▶ Assignment
Give an exact copy of the data that follows.

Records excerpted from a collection

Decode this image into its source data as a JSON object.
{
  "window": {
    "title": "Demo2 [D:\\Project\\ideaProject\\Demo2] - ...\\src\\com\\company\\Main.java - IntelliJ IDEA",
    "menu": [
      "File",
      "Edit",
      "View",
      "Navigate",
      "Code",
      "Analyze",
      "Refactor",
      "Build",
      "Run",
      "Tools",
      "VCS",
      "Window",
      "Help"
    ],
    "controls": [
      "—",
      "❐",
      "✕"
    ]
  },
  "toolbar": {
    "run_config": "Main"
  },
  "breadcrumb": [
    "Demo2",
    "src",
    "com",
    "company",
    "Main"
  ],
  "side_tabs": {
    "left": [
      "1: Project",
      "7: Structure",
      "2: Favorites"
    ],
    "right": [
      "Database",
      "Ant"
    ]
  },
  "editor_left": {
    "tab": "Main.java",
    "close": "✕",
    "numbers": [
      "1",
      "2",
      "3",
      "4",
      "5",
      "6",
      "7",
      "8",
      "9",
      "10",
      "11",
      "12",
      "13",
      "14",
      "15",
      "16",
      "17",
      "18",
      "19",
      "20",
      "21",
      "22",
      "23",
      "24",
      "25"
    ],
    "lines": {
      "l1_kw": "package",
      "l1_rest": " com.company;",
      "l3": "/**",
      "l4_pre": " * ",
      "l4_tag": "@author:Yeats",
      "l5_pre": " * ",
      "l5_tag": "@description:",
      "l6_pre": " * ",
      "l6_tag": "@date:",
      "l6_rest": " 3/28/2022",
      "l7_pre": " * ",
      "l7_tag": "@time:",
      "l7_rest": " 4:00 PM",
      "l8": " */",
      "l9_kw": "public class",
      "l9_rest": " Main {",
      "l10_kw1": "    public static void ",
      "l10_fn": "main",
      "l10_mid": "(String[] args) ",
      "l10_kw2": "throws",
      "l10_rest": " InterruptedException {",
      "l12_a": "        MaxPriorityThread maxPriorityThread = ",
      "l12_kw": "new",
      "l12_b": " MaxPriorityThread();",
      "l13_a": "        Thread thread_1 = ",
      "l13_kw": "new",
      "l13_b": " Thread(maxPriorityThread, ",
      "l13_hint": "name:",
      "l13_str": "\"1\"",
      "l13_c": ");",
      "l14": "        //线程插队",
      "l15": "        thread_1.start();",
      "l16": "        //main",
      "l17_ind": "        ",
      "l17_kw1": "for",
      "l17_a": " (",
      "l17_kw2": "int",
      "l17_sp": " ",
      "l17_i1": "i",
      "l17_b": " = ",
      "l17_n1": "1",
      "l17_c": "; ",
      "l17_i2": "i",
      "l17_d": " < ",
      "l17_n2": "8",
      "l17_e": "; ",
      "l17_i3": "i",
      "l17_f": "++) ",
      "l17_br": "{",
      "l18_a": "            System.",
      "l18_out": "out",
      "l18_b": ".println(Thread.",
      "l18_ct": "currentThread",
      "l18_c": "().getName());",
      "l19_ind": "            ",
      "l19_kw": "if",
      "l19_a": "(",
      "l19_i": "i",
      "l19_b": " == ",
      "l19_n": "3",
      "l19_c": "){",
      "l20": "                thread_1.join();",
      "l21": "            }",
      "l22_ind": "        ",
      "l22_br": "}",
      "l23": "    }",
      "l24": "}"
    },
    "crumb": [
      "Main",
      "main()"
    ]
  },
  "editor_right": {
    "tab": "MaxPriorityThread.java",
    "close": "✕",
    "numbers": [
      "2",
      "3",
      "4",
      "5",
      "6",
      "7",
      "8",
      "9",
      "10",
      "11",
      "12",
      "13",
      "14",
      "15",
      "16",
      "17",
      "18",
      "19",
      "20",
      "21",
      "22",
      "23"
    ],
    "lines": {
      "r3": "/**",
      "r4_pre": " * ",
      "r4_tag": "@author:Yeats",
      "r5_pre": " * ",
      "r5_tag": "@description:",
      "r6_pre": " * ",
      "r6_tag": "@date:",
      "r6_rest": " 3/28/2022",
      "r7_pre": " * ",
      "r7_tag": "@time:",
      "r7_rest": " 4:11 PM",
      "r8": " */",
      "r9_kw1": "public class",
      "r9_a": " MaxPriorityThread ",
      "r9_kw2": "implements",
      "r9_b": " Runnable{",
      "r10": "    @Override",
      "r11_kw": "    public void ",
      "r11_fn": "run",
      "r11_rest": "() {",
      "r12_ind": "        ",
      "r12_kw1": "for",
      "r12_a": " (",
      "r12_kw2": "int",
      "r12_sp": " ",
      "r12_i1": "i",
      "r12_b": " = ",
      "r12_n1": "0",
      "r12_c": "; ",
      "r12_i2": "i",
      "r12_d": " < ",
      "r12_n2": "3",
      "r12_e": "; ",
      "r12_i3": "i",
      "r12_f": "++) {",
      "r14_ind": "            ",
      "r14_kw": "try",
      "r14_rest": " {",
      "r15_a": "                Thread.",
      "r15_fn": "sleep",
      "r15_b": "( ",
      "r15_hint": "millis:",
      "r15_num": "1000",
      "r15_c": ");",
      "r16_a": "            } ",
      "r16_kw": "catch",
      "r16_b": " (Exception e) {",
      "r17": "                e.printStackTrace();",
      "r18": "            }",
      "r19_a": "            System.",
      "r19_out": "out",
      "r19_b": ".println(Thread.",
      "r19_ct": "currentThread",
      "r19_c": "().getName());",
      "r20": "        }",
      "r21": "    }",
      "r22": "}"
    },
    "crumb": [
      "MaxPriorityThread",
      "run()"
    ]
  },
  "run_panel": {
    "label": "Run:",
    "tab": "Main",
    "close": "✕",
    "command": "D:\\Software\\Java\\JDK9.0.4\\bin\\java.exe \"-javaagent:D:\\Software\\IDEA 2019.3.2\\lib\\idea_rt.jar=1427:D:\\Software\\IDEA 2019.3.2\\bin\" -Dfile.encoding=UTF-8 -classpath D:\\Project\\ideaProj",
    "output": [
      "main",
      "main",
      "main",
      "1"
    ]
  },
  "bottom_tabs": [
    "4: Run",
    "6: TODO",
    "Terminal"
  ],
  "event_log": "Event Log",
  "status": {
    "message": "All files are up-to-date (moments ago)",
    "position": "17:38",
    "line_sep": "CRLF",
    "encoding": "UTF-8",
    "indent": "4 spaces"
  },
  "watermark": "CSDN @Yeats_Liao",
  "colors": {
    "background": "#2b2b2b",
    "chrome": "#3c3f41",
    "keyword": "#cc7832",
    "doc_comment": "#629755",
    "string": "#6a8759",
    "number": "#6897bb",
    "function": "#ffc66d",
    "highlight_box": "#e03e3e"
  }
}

▶ Exercise result
Decode this image into its source data as a JSON object.
{
  "window": {
    "title": "Demo2 [D:\\Project\\ideaProject\\Demo2] - ...\\src\\com\\company\\Main.java - IntelliJ IDEA",
    "menu": [
      "File",
      "Edit",
      "View",
      "Navigate",
      "Code",
      "Analyze",
      "Refactor",
      "Build",
      "Run",
      "Tools",
      "VCS",
      "Window",
      "Help"
    ],
    "controls": [
      "—",
      "❐",
      "✕"
    ]
  },
  "toolbar": {
    "run_config": "Main"
  },
  "breadcrumb": [
    "Demo2",
    "src",
    "com",
    "company",
    "Main"
  ],
  "side_tabs": {
    "left": [
      "1: Project",
      "7: Structure",
      "2: Favorites"
    ],
    "right": [
      "Database",
      "Ant"
    ]
  },
  "editor_left": {
    "tab": "Main.java",
    "close": "✕",
    "numbers": [
      "1",
      "2",
      "3",
      "4",
      "5",
      "6",
      "7",
      "8",
      "9",
      "10",
      "11",
      "12",
      "13",
      "14",
      "15",
      "16",
      "17",
      "18",
      "19",
      "20",
      "21",
      "22",
      "23",
      "24",
      "25"
    ],
    "lines": {
      "l1_kw": "package",
      "l1_rest": " com.company;",
      "l3": "/**",
      "l4_pre": " * ",
      "l4_tag": "@author:Yeats",
      "l5_pre": " * ",
      "l5_tag": "@description:",
      "l6_pre": " * ",
      "l6_tag": "@date:",
      "l6_rest": " 3/28/2022",
      "l7_pre": " * ",
      "l7_tag": "@time:",
      "l7_rest": " 4:00 PM",
      "l8": " */",
      "l9_kw": "public class",
      "l9_rest": " Main {",
      "l10_kw1": "    public static void ",
      "l10_fn": "main",
      "l10_mid": "(String[] args) ",
      "l10_kw2": "throws",
      "l10_rest": " InterruptedException {",
      "l12_a": "        MaxPriorityThread maxPriorityThread = ",
      "l12_kw": "new",
      "l12_b": " MaxPriorityThread();",
      "l13_a": "        Thread thread_1 = ",
      "l13_kw": "new",
      "l13_b": " Thread(maxPriorityThread, ",
      "l13_hint": "name:",
      "l13_str": "\"1\"",
      "l13_c": ");",
      "l14": "        //线程插队",
      "l15": "        thread_1.start();",
      "l16": "        //main",
      "l17_ind": "        ",
      "l17_kw1": "for",
      "l17_a": " (",
      "l17_kw2": "int",
      "l17_sp": " ",
      "l17_i1": "i",
      "l17_b": " = ",
      "l17_n1": "1",
      "l17_c": "; ",
      "l17_i2": "i",
      "l17_d": " < ",
      "l17_n2": "8",
      "l17_e": "; ",
      "l17_i3": "i",
      "l17_f": "++) ",
      "l17_br": "{",
      "l18_a": "            System.",
      "l18_out": "out",
      "l18_b": ".println(Thread.",
      "l18_ct": "currentThread",
      "l18_c": "().getName());",
      "l19_ind": "            ",
      "l19_kw": "if",
      "l19_a": "(",
      "l19_i": "i",
      "l19_b": " == ",
      "l19_n": "3",
      "l19_c": "){",
      "l20": "                thread_1.join();",
      "l21": "            }",
      "l22_ind": "        ",
      "l22_br": "}",
      "l23": "    }",
      "l24": "}"
    },
    "crumb": [
      "Main",
      "main()"
    ]
  },
  "editor_right": {
    "tab": "MaxPriorityThread.java",
    "close": "✕",
    "numbers": [
      "2",
      "3",
      "4",
      "5",
      "6",
      "7",
      "8",
      "9",
      "10",
      "11",
      "12",
      "13",
      "14",
      "15",
      "16",
      "17",
      "18",
      "19",
      "20",
      "21",
      "22",
      "23"
    ],
    "lines": {
      "r3": "/**",
      "r4_pre": " * ",
      "r4_tag": "@author:Yeats",
      "r5_pre": " * ",
      "r5_tag": "@description:",
      "r6_pre": " * ",
      "r6_tag": "@date:",
      "r6_rest": " 3/28/2022",
      "r7_pre": " * ",
      "r7_tag": "@time:",
      "r7_rest": " 4:11 PM",
      "r8": " */",
      "r9_kw1": "public class",
      "r9_a": " MaxPriorityThread ",
      "r9_kw2": "implements",
      "r9_b": " Runnable{",
      "r10": "    @Override",
      "r11_kw": "    public void ",
      "r11_fn": "run",
      "r11_rest": "() {",
      "r12_ind": "        ",
      "r12_kw1": "for",
      "r12_a": " (",
      "r12_kw2": "int",
      "r12_sp": " ",
      "r12_i1": "i",
      "r12_b": " = ",
      "r12_n1": "0",
      "r12_c": "; ",
      "r12_i2": "i",
      "r12_d": " < ",
      "r12_n2": "3",
      "r12_e": "; ",
      "r12_i3": "i",
      "r12_f": "++) {",
      "r14_ind": "            ",
      "r14_kw": "try",
      "r14_rest": " {",
      "r15_a": "                Thread.",
      "r15_fn": "sleep",
      "r15_b": "( ",
      "r15_hint": "millis:",
      "r15_num": "1000",
      "r15_c": ");",
      "r16_a": "            } ",
      "r16_kw": "catch",
      "r16_b": " (Exception e) {",
      "r17": "                e.printStackTrace();",
      "r18": "            }",
      "r19_a": "            System.",
      "r19_out": "out",
      "r19_b": ".println(Thread.",
      "r19_ct": "currentThread",
      "r19_c": "().getName());",
      "r20": "        }",
      "r21": "    }",
      "r22": "}"
    },
    "crumb": [
      "MaxPriorityThread",
      "run()"
    ]
  },
  "run_panel": {
    "label": "Run:",
    "tab": "Main",
    "close": "✕",
    "command": "D:\\Software\\Java\\JDK9.0.4\\bin\\java.exe \"-javaagent:D:\\Software\\IDEA 2019.3.2\\lib\\idea_rt.jar=1427:D:\\Software\\IDEA 2019.3.2\\bin\" -Dfile.encoding=UTF-8 -classpath D:\\Project\\ideaProj",
    "output": [
      "main",
      "main",
      "main",
      "1"
    ]
  },
  "bottom_tabs": [
    "4: Run",
    "6: TODO",
    "Terminal"
  ],
  "event_log": "Event Log",
  "status": {
    "message": "All files are up-to-date (moments ago)",
    "position": "17:38",
    "line_sep": "CRLF",
    "encoding": "UTF-8",
    "indent": "4 spaces"
  },
  "watermark": "CSDN @Yeats_Liao",
  "colors": {
    "background": "#2b2b2b",
    "chrome": "#3c3f41",
    "keyword": "#cc7832",
    "doc_comment": "#629755",
    "string": "#6a8759",
    "number": "#6897bb",
    "function": "#ffc66d",
    "highlight_box": "#e03e3e"
  }
}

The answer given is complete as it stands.